Do you know if you need to install a radon mitigation system?
Not knowing if you need a radon mitigation system could be disastrous.
Many tests cause a bit of anxiety, making people procrastinate and put them off.
However, most people don't test for radon because they don't realize they have to.
Testing for radon is the only way to know for sure that mitigation is necessary.
If you test your home for radon gas levels and find all is well, you're good to go.
However, if your test results indicate high levels of this dangerous radioactive gas, it's not so great.
But, there are steps you can take to protect those who breathe the contaminated air.
In the article below, we will discuss effective radon mitigation methods so you can keep your family safe.
Table of Contents
- Test Your Home
- Foundation Types and Mitigation Choices
- Heat Recovery Ventilator
- Water Treatment
- Costs of Radon Mitigation
- Radon Eliminator
Radon is an odorless, colorless, tasteless gas and the leading cause of lung cancer in non-smokers.
Overall, radon poisoning is second to cigarette smoking in causing lung cancer.
You could temporarily reduce radon levels in your home by simply opening doors, windows, and vents on the lower floors of your home.
But that's kind of like throwing a glass of water on a massive fire and should not be used as a long-term mediation strategy.
There are much better ways to lower the radon levels in your home.
Test Your Home
Radon is measured in units expressed as picocuries of radon per liter of air or pCI/L.
In the U.S., it's standard practice to be certain indoor radon levels are kept at or below 0.4 pCi/L.
The U.S. Environmental Protection Agency recommends mitigation if your long-term test returns results measuring 4 pCI/L or more.
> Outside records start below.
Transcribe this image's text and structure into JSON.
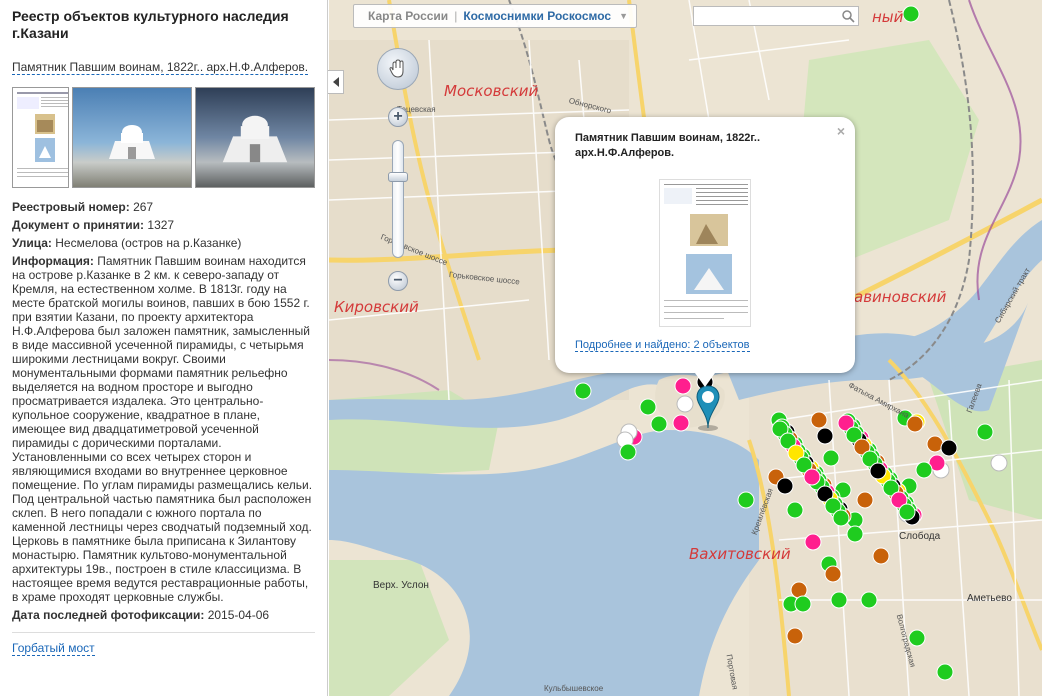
{
  "sidebar": {
    "title": "Реестр объектов культурного наследия г.Казани",
    "object_link": "Памятник Павшим воинам, 1822г.. арх.Н.Ф.Алферов.",
    "fields": {
      "registry_label": "Реестровый номер:",
      "registry_value": " 267",
      "document_label": "Документ о принятии:",
      "document_value": " 1327",
      "street_label": "Улица:",
      "street_value": " Несмелова (остров на р.Казанке)",
      "info_label": "Информация:",
      "info_value": " Памятник Павшим воинам находится на острове р.Казанке в 2 км. к северо-западу от Кремля, на естественном холме. В 1813г. году на месте братской могилы воинов, павших в бою 1552 г. при взятии Казани, по проекту архитектора Н.Ф.Алферова был заложен памятник, замысленный в виде массивной усеченной пирамиды, с четырьмя широкими лестницами вокруг. Своими монументальными формами памятник рельефно выделяется на водном просторе и выгодно просматривается издалека. Это центрально-купольное сооружение, квадратное в плане, имеющее вид двадцатиметровой усеченной пирамиды с дорическими порталами. Установленными со всех четырех сторон и являющимися входами во внутреннее церковное помещение. По углам пирамиды размещались кельи. Под центральной частью памятника был расположен склеп. В него попадали с южного портала по каменной лестницы через сводчатый подземный ход. Церковь в памятнике была приписана к Зилантову монастырю. Памятник культово-монументальной архитектуры 19в., построен в стиле классицизма. В настоящее время ведутся реставрационные работы, в храме проходят церковные службы.",
      "photo_date_label": "Дата последней фотофиксации:",
      "photo_date_value": " 2015-04-06"
    },
    "next_link": "Горбатый мост"
  },
  "map": {
    "tabs": [
      "Карта России",
      "Космоснимки Роскосмос"
    ],
    "search_placeholder": "",
    "districts": [
      "Московский",
      "Кировский",
      "Вахитовский",
      "авиновский",
      "ный"
    ],
    "places": [
      "Верх. Услон",
      "Слобода",
      "Аметьево"
    ],
    "streets": [
      "Тэцевская",
      "Обнорского",
      "Горьковское шоссе",
      "Горьковское шоссе",
      "Фатыха Амирхана",
      "Галеева",
      "Сибирский тракт",
      "Кремлёвская",
      "Портовая",
      "Волгоградская",
      "Кульбышевское"
    ],
    "popup": {
      "title": "Памятник Павшим воинам, 1822г.. арх.Н.Ф.Алферов.",
      "link": "Подробнее и найдено: 2 объектов",
      "close": "×"
    },
    "marker_colors": {
      "green": "#1fcc1f",
      "magenta": "#ff1f8e",
      "black": "#000000",
      "brown": "#c8620a",
      "white": "#ffffff",
      "yellow": "#ffe600"
    }
  }
}
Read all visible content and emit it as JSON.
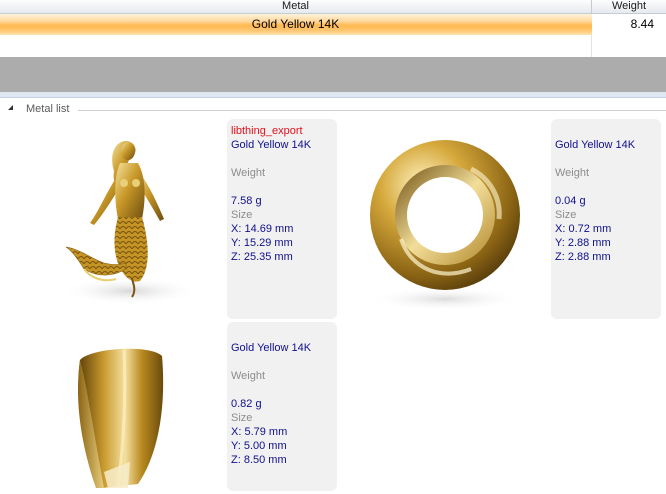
{
  "table": {
    "columns": {
      "metal": "Metal",
      "weight": "Weight"
    },
    "rows": [
      {
        "metal": "Gold Yellow 14K",
        "weight": "8.44"
      }
    ]
  },
  "group": {
    "label": "Metal list"
  },
  "cards": [
    {
      "project": "libthing_export",
      "metal": "Gold Yellow 14K",
      "weight_label": "Weight",
      "weight": "7.58 g",
      "size_label": "Size",
      "x": "X: 14.69 mm",
      "y": "Y: 15.29 mm",
      "z": "Z: 25.35 mm",
      "image": "mermaid-pendant"
    },
    {
      "project": "",
      "metal": "Gold Yellow 14K",
      "weight_label": "Weight",
      "weight": "0.04 g",
      "size_label": "Size",
      "x": "X: 0.72 mm",
      "y": "Y: 2.88 mm",
      "z": "Z: 2.88 mm",
      "image": "jump-ring"
    },
    {
      "project": "",
      "metal": "Gold Yellow 14K",
      "weight_label": "Weight",
      "weight": "0.82 g",
      "size_label": "Size",
      "x": "X: 5.79 mm",
      "y": "Y: 5.00 mm",
      "z": "Z: 8.50 mm",
      "image": "bail"
    }
  ],
  "colors": {
    "selection": "#ffb84e",
    "info_bg": "#f1f1f1",
    "value_text": "#10108c",
    "project_text": "#e1101b",
    "gold": "#c79b2a"
  }
}
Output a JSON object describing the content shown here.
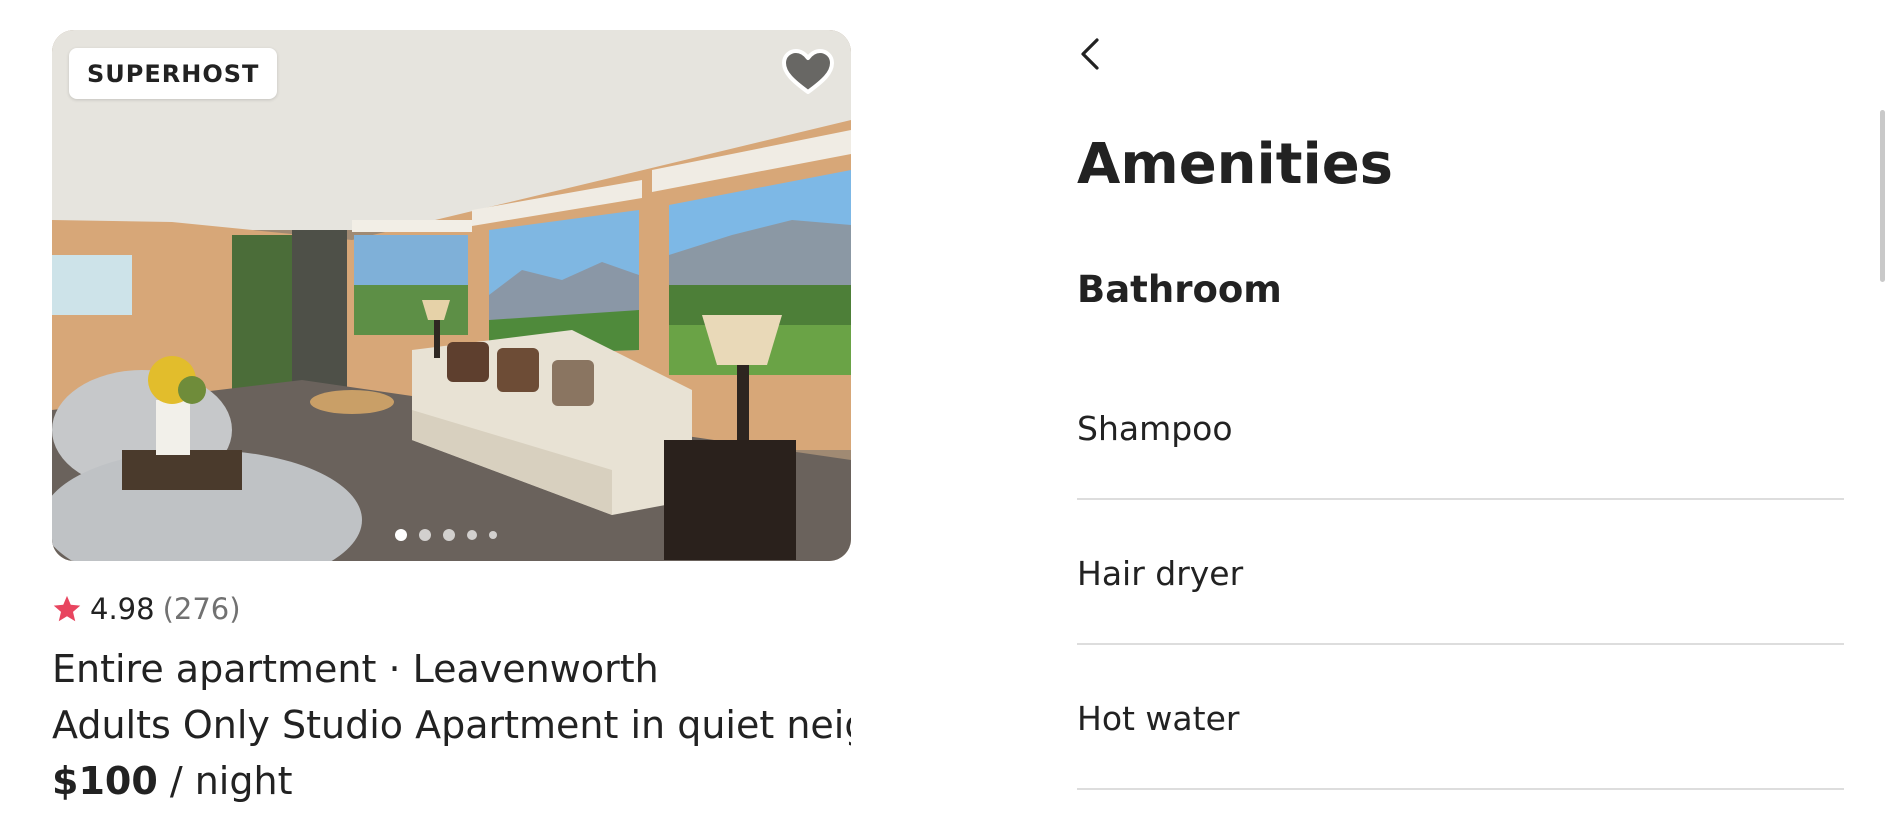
{
  "listing": {
    "badge": "SUPERHOST",
    "photo": {
      "alt": "Living room with sofa, armchairs and mountain-view windows",
      "carousel": {
        "total_dots": 5,
        "active_index": 0
      }
    },
    "rating": {
      "score": "4.98",
      "reviews": "(276)"
    },
    "title": "Entire apartment · Leavenworth",
    "name": "Adults Only Studio Apartment in quiet neig...",
    "price": {
      "amount": "$100",
      "unit": " / night"
    }
  },
  "amenities_panel": {
    "title": "Amenities",
    "section": "Bathroom",
    "items": [
      "Shampoo",
      "Hair dryer",
      "Hot water"
    ]
  },
  "colors": {
    "star": "#e8455f",
    "text": "#222222",
    "muted": "#717171",
    "divider": "#dddddd"
  },
  "icons": {
    "back": "chevron-left-icon",
    "favorite": "heart-icon",
    "rating": "star-icon"
  }
}
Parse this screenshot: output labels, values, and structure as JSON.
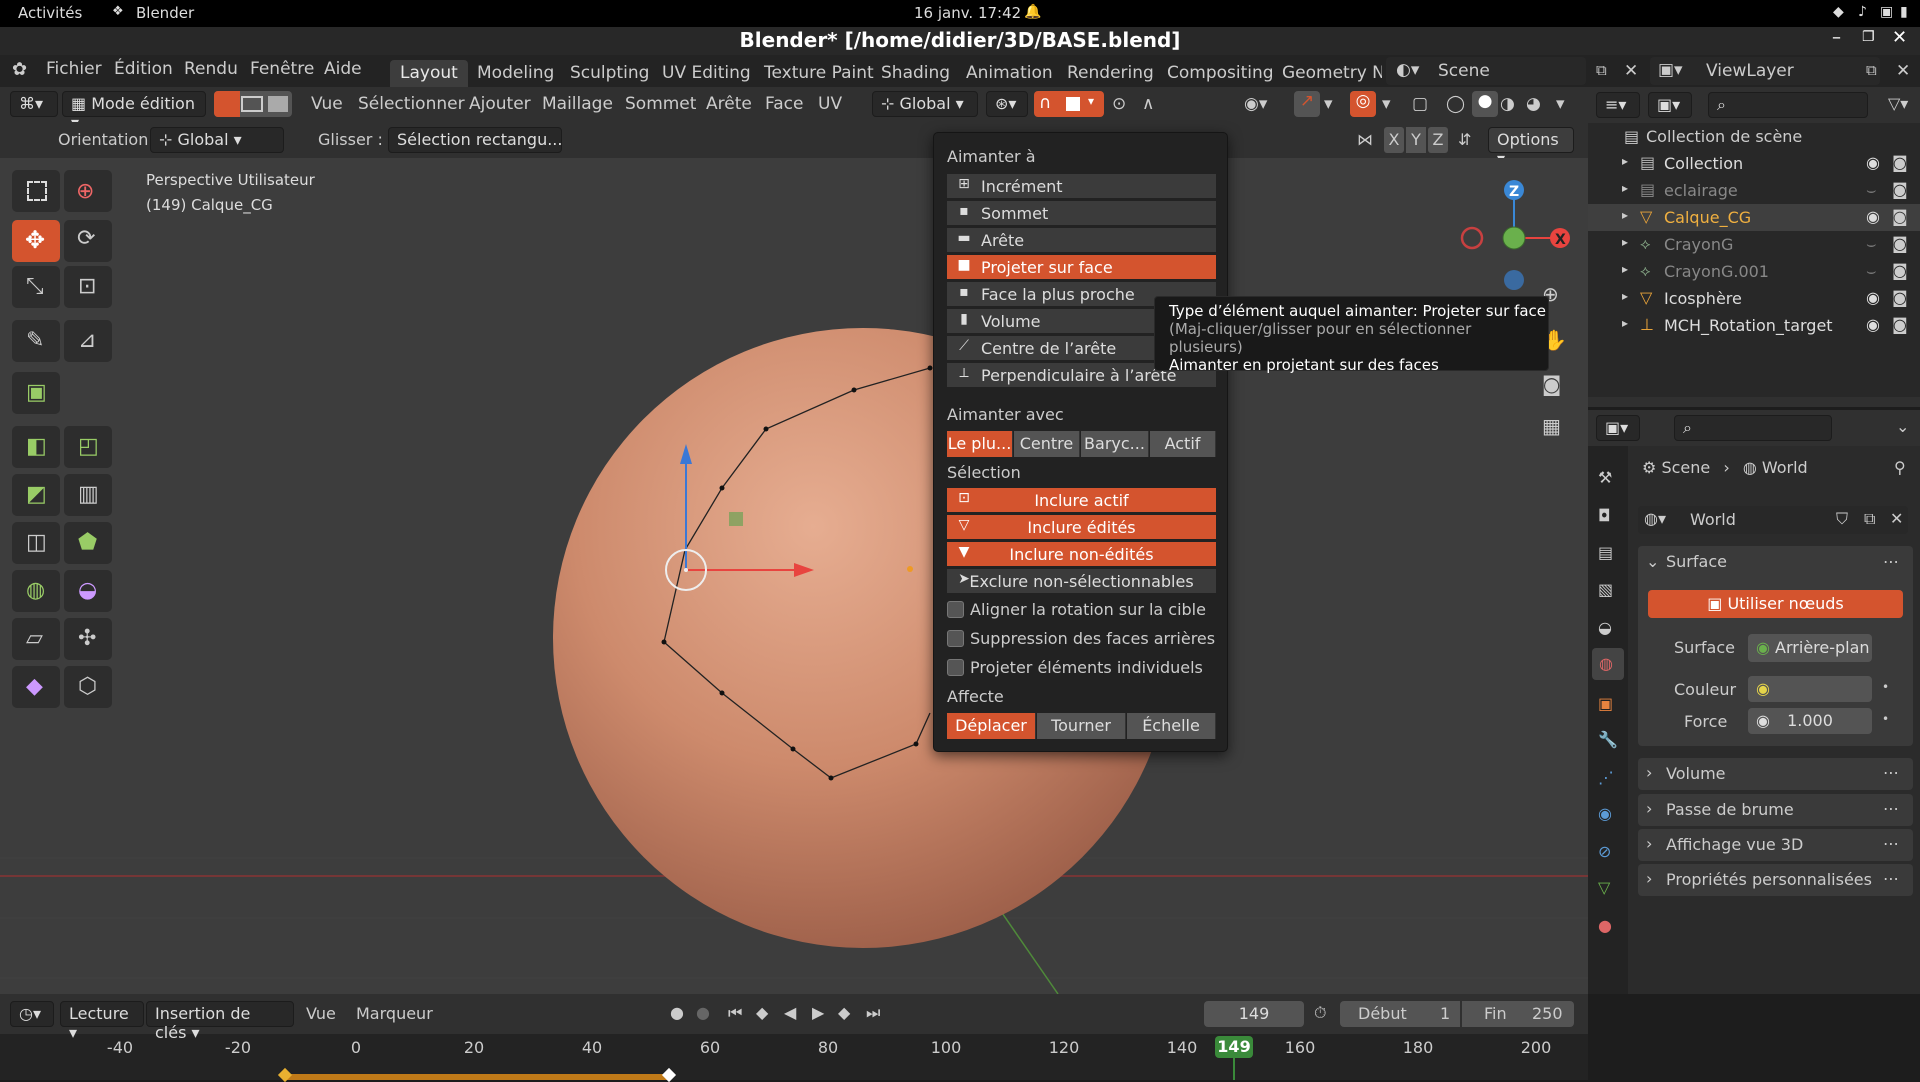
{
  "gnome": {
    "activities": "Activités",
    "app": "Blender",
    "clock": "16 janv.  17:42"
  },
  "window": {
    "title": "Blender* [/home/didier/3D/BASE.blend]"
  },
  "menu": [
    "Fichier",
    "Édition",
    "Rendu",
    "Fenêtre",
    "Aide"
  ],
  "workspaces": [
    "Layout",
    "Modeling",
    "Sculpting",
    "UV Editing",
    "Texture Paint",
    "Shading",
    "Animation",
    "Rendering",
    "Compositing",
    "Geometry Nc"
  ],
  "active_workspace": "Layout",
  "scene": "Scene",
  "viewlayer": "ViewLayer",
  "header": {
    "mode": "Mode édition",
    "items": [
      "Vue",
      "Sélectionner",
      "Ajouter",
      "Maillage",
      "Sommet",
      "Arête",
      "Face",
      "UV"
    ],
    "transform": "Global"
  },
  "tool_settings": {
    "orientation_label": "Orientation:",
    "orientation_value": "Global",
    "drag_label": "Glisser :",
    "drag_value": "Sélection rectangu...",
    "axes": [
      "X",
      "Y",
      "Z"
    ],
    "options": "Options"
  },
  "viewport": {
    "line1": "Perspective Utilisateur",
    "line2": "(149) Calque_CG"
  },
  "snap_menu": {
    "title": "Aimanter à",
    "targets": [
      {
        "label": "Incrément",
        "on": false
      },
      {
        "label": "Sommet",
        "on": false
      },
      {
        "label": "Arête",
        "on": false
      },
      {
        "label": "Projeter sur face",
        "on": true
      },
      {
        "label": "Face la plus proche",
        "on": false
      },
      {
        "label": "Volume",
        "on": false
      },
      {
        "label": "Centre de l’arête",
        "on": false
      },
      {
        "label": "Perpendiculaire à l’arête",
        "on": false
      }
    ],
    "with_title": "Aimanter avec",
    "with": [
      {
        "label": "Le plu...",
        "on": true
      },
      {
        "label": "Centre",
        "on": false
      },
      {
        "label": "Baryc...",
        "on": false
      },
      {
        "label": "Actif",
        "on": false
      }
    ],
    "selection_title": "Sélection",
    "selection": [
      {
        "label": "Inclure actif",
        "on": true
      },
      {
        "label": "Inclure édités",
        "on": true
      },
      {
        "label": "Inclure non-édités",
        "on": true
      },
      {
        "label": "Exclure non-sélectionnables",
        "on": false
      }
    ],
    "checks": [
      "Aligner la rotation sur la cible",
      "Suppression des faces arrières",
      "Projeter éléments individuels"
    ],
    "affect_title": "Affecte",
    "affect": [
      {
        "label": "Déplacer",
        "on": true
      },
      {
        "label": "Tourner",
        "on": false
      },
      {
        "label": "Échelle",
        "on": false
      }
    ]
  },
  "tooltip": {
    "l1a": "Type d’élément auquel aimanter:",
    "l1b": "Projeter sur face",
    "l2": "(Maj-cliquer/glisser pour en sélectionner plusieurs)",
    "l3": "Aimanter en projetant sur des faces"
  },
  "outliner": {
    "root": "Collection de scène",
    "rows": [
      {
        "name": "Collection",
        "sel": false,
        "dim": false
      },
      {
        "name": "eclairage",
        "sel": false,
        "dim": true
      },
      {
        "name": "Calque_CG",
        "sel": true,
        "dim": false
      },
      {
        "name": "CrayonG",
        "sel": false,
        "dim": true
      },
      {
        "name": "CrayonG.001",
        "sel": false,
        "dim": true
      },
      {
        "name": "Icosphère",
        "sel": false,
        "dim": false
      },
      {
        "name": "MCH_Rotation_target",
        "sel": false,
        "dim": false
      }
    ]
  },
  "properties": {
    "crumb1": "Scene",
    "crumb2": "World",
    "world": "World",
    "surface_panel": "Surface",
    "use_nodes": "Utiliser nœuds",
    "surface_label": "Surface",
    "surface_value": "Arrière-plan",
    "color_label": "Couleur",
    "force_label": "Force",
    "force_value": "1.000",
    "panels": [
      "Volume",
      "Passe de brume",
      "Affichage vue 3D",
      "Propriétés personnalisées"
    ]
  },
  "timeline": {
    "playback": "Lecture",
    "keying": "Insertion de clés",
    "view": "Vue",
    "marker": "Marqueur",
    "current": "149",
    "start_label": "Début",
    "start": "1",
    "end_label": "Fin",
    "end": "250",
    "ticks": [
      "-40",
      "-20",
      "0",
      "20",
      "40",
      "60",
      "80",
      "100",
      "120",
      "140",
      "160",
      "180",
      "200"
    ]
  },
  "colors": {
    "accent": "#d4542e",
    "x": "#e8443f",
    "y": "#6ab04c",
    "z": "#3a88d6"
  }
}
Short term tests are possible, but because radon levels can fluctuate daily, long-term tests are much more reliable.
Foundation Type and Mitigation Choices
Homes with basements or slab foundations can be mitigated with suction systems.
In a passive suction system, you insert pipes into the rock and soil below the home from the floor slab or outside the house.
The radon level that was found in your home will indicate how many pipes will be needed and where they should be located.
Many times just one pipe is required to achieve a "safe" level of radon.
The pipes installed under your home are then connected to a vent fan located outside the house or in an unconditioned area like a garage or attic space.
The fan will draw the gas from under your home and releases it into the outdoor environment, creating a vacuum under the slab.
Homes with basements can have block wall suction systems.
These systems make use of the hollow areas in the block foundation walls, effectively depressurizing them and directing the gas to the outside of the home.
If your home has a crawlspace, it can be fitted with a high-density plastic sheet covering the ground under your home.
A pipe is installed below the plastic sheet vents to the outdoors, directing the radon out of the home.
These radon mitigation systems can be fitted with a fan to create a stronger vacuum.
Sealing shouldn't be used on its own but rather to reinforce the effectiveness of other mitigation systems by limiting radon's flow into the home.
As the foundation of your home settles, soil moves, cracks form, and new openings may occur in a previously sealed foundation.
This can allow dangerous levels of radon gas to accumulate inside your home.
Heat Recovery Ventilator
A heat recovery ventilator, sometimes called an air-to-air heat exchanger, relies on increased ventilation to reduce radon levels.
These systems are most effective when they're used in basements and require a proper balance to reduce the levels, but they can help mitigate other indoor air toxins as well.
But keep in mind that his system can often result in significant energy use for heating and cooling.
Although it poses less risk than airborne radon gas, water could be responsible for some of the radon concentration in a home.
The radon can enter the home through water from showering, drinking, or running the tap.
Underground water sources like wells and springs are much more likely than surface water sources to carry radon into the home and should be tested.
Using a granular activated carbon filter or aeration system are the recommended mitigation methods for the water supply at the point-of-entry.
Costs of Radon Mitigation
The cost of radon mitigation systems can vary.
They can run anywhere from $500 to $2,000, with some more challenging fixes priced at between $3,000 to $5,000.
The typical radon reduction that can be expected with these systems ranges from 50 to 99 percent.
Passive sub-slab systems are sometimes a less effective choice that also results in increased energy costs.
But when you considering the alternatives, which could be lung cancer, these costs pale in comparison.
Also, the peace of mind that comes with knowing that you and your loved ones are safe from radon poisoning is priceless.
The first step to getting your home tested and mitigated, if necessary, is talking to a professional mitigation company.
Radon Eliminator has an experienced team of professionally certified Radon Mitigation Specialists.
They also use state of the art radon testing and removal equipment to serve each one of their customer's unique challenges.
Radon Eliminator is rapidly becoming one of the largest and most respected Radon Mitigation Service Providers in the State of Ohio.
They would love to help you any way we can.
Click the button below to get started with Radon Eliminator and get your peace of mind.